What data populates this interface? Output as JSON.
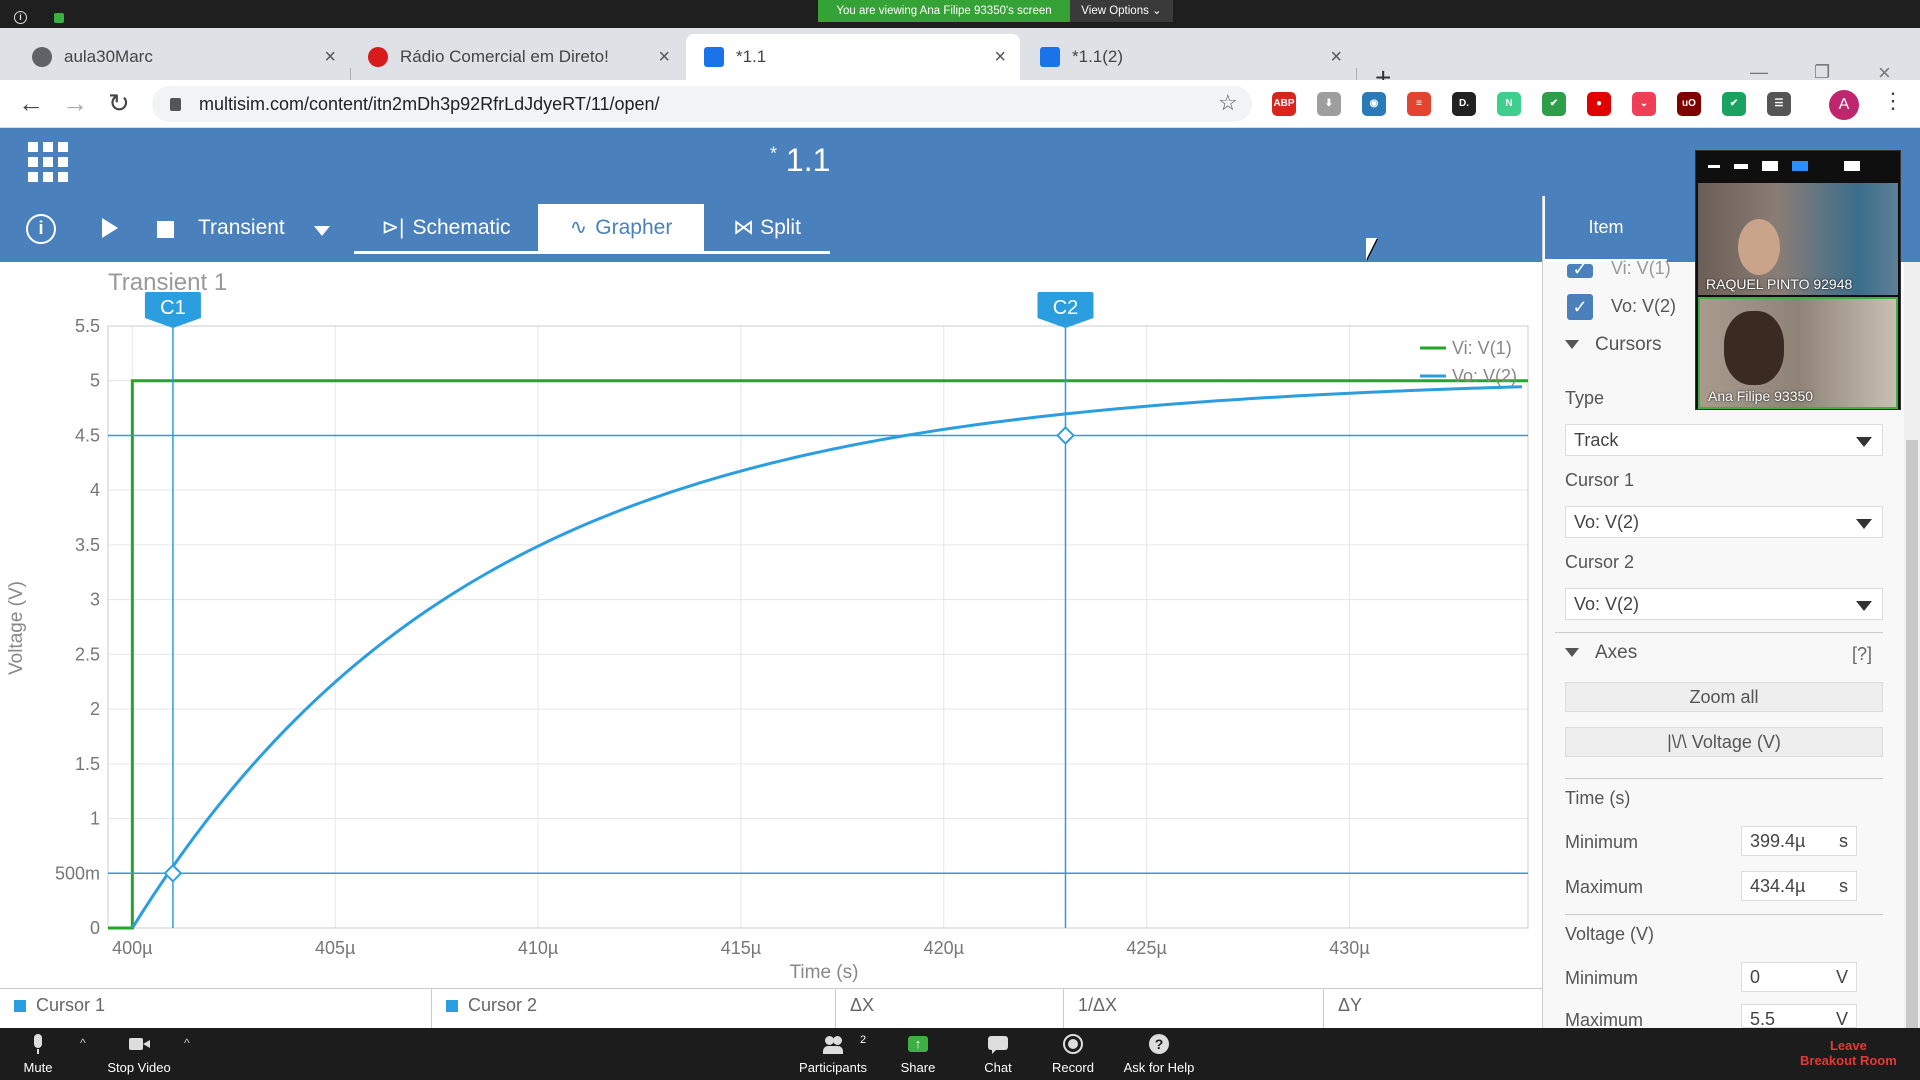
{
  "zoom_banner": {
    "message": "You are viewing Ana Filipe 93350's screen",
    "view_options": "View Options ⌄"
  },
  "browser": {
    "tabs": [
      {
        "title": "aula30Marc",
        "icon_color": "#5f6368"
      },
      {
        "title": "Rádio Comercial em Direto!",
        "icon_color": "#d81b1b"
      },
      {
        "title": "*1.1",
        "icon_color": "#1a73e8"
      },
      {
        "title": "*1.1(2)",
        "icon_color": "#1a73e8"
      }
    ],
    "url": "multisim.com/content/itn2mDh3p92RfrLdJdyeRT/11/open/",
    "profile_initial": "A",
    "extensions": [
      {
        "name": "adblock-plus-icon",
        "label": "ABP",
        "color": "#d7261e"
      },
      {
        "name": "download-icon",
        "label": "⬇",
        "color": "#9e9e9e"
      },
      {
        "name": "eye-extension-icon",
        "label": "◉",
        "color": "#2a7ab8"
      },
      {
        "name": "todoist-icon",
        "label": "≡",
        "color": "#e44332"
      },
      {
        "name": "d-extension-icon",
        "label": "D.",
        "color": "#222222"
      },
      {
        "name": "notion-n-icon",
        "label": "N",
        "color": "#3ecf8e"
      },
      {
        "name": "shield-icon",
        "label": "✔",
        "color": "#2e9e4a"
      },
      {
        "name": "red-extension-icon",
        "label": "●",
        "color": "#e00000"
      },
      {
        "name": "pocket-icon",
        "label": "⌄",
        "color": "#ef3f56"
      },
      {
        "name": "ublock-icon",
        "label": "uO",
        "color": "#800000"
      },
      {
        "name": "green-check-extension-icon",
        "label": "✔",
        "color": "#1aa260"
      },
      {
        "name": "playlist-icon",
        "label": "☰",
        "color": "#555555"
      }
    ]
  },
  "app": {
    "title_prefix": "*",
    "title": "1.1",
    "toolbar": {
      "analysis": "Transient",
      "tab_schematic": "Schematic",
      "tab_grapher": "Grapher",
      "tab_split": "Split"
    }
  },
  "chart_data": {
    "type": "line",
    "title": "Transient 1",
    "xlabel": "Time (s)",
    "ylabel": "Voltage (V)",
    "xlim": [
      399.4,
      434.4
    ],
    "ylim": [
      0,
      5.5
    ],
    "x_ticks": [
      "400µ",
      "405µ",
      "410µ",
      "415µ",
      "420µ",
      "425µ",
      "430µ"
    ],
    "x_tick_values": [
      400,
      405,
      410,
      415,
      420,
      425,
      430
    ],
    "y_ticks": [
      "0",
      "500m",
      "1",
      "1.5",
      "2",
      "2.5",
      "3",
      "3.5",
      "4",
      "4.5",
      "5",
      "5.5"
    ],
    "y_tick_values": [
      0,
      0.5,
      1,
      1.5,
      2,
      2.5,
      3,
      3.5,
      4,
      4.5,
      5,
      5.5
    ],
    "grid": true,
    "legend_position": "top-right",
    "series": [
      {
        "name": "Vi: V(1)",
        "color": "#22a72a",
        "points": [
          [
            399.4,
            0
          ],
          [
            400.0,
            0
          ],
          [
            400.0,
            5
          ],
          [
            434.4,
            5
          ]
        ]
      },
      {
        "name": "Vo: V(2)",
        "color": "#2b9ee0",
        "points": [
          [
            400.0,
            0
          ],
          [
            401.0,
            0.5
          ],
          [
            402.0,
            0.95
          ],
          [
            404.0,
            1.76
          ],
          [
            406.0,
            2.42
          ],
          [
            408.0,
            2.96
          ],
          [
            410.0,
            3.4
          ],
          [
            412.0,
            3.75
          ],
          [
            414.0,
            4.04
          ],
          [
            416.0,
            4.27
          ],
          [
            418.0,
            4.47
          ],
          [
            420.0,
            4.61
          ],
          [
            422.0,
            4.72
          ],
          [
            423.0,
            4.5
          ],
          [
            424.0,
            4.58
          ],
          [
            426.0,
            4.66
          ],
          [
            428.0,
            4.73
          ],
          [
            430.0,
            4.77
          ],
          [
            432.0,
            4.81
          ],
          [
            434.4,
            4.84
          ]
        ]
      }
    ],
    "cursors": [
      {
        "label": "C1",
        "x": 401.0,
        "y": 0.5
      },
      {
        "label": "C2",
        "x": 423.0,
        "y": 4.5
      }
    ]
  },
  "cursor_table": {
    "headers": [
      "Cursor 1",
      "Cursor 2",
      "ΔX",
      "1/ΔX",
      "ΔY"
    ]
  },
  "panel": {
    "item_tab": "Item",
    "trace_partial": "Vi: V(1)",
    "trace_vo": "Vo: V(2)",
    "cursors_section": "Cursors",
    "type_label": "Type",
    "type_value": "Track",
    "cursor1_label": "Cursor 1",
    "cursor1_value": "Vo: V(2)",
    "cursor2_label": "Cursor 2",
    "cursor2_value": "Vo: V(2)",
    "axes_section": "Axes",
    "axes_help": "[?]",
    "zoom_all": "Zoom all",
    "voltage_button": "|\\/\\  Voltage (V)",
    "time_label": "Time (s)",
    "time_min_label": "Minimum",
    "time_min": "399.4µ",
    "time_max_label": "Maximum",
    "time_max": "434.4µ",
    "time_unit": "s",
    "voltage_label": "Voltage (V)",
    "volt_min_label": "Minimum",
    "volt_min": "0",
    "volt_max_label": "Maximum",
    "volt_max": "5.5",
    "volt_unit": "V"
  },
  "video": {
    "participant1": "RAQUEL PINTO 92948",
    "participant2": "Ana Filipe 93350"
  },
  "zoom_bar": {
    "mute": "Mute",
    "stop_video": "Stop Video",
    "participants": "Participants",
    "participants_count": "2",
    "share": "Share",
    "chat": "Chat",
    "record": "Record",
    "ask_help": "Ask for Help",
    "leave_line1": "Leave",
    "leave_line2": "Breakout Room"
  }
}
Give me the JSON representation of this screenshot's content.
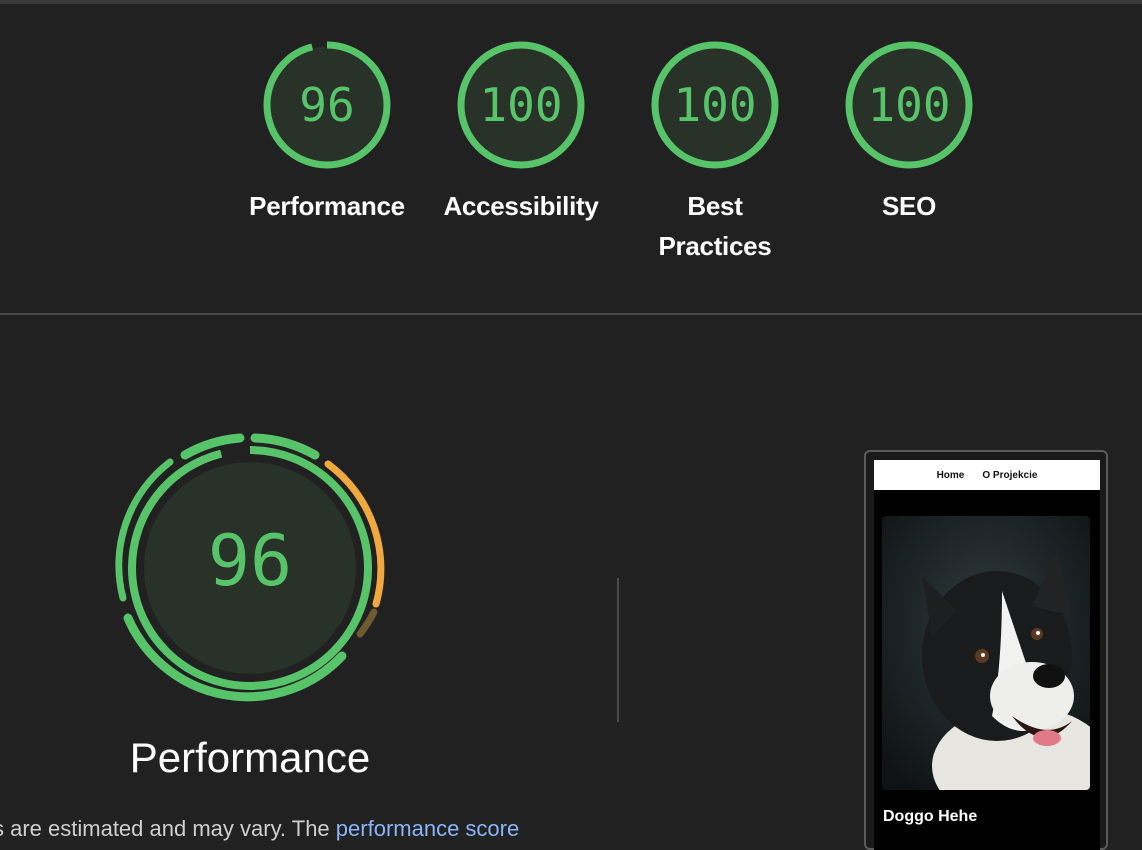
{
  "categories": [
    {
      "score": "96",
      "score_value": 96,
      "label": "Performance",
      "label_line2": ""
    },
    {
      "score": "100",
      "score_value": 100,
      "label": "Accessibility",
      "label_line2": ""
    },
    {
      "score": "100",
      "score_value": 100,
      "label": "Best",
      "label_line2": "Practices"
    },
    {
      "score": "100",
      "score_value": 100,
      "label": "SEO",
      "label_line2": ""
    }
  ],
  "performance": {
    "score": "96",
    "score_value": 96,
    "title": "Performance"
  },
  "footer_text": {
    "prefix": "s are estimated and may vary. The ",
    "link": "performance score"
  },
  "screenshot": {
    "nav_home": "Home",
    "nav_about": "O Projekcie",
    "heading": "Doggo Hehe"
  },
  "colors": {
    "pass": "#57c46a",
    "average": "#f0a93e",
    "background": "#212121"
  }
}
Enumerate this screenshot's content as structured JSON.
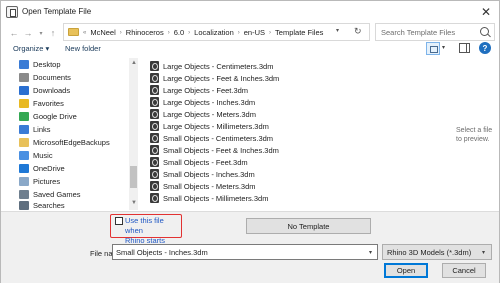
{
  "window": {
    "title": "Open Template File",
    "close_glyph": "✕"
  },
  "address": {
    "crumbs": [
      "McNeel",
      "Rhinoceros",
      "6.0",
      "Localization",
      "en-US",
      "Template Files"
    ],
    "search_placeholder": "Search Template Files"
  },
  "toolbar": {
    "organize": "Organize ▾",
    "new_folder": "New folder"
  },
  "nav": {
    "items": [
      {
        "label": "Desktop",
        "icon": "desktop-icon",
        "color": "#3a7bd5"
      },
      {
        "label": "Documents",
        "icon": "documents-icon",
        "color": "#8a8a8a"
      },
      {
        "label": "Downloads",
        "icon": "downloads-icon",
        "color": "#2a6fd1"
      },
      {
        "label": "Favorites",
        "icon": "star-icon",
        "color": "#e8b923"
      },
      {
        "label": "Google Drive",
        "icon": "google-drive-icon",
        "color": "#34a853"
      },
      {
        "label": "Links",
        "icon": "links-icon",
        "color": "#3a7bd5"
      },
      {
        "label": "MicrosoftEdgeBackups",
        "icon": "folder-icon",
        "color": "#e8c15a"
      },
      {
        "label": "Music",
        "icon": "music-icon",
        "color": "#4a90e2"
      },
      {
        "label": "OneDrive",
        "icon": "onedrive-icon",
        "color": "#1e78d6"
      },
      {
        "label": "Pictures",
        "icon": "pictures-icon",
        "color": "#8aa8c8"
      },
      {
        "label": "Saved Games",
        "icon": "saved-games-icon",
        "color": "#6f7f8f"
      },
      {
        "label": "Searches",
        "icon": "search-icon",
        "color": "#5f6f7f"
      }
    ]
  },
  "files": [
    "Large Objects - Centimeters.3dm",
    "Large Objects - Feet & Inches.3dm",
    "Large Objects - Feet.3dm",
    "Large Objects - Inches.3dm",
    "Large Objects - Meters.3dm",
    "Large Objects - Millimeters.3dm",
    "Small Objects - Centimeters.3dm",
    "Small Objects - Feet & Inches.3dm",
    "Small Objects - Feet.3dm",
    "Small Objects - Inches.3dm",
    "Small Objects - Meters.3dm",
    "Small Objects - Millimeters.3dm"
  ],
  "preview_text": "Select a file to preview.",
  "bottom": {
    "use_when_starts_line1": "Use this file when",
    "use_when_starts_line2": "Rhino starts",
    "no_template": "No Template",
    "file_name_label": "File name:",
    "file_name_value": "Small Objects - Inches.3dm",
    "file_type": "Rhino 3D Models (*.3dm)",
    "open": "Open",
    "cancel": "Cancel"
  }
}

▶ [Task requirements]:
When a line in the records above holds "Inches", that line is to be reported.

▶ [Output]:
    "Large Objects - Feet & Inches.3dm",
    "Large Objects - Inches.3dm",
    "Small Objects - Feet & Inches.3dm",
    "Small Objects - Inches.3dm",
    "file_name_value": "Small Objects - Inches.3dm",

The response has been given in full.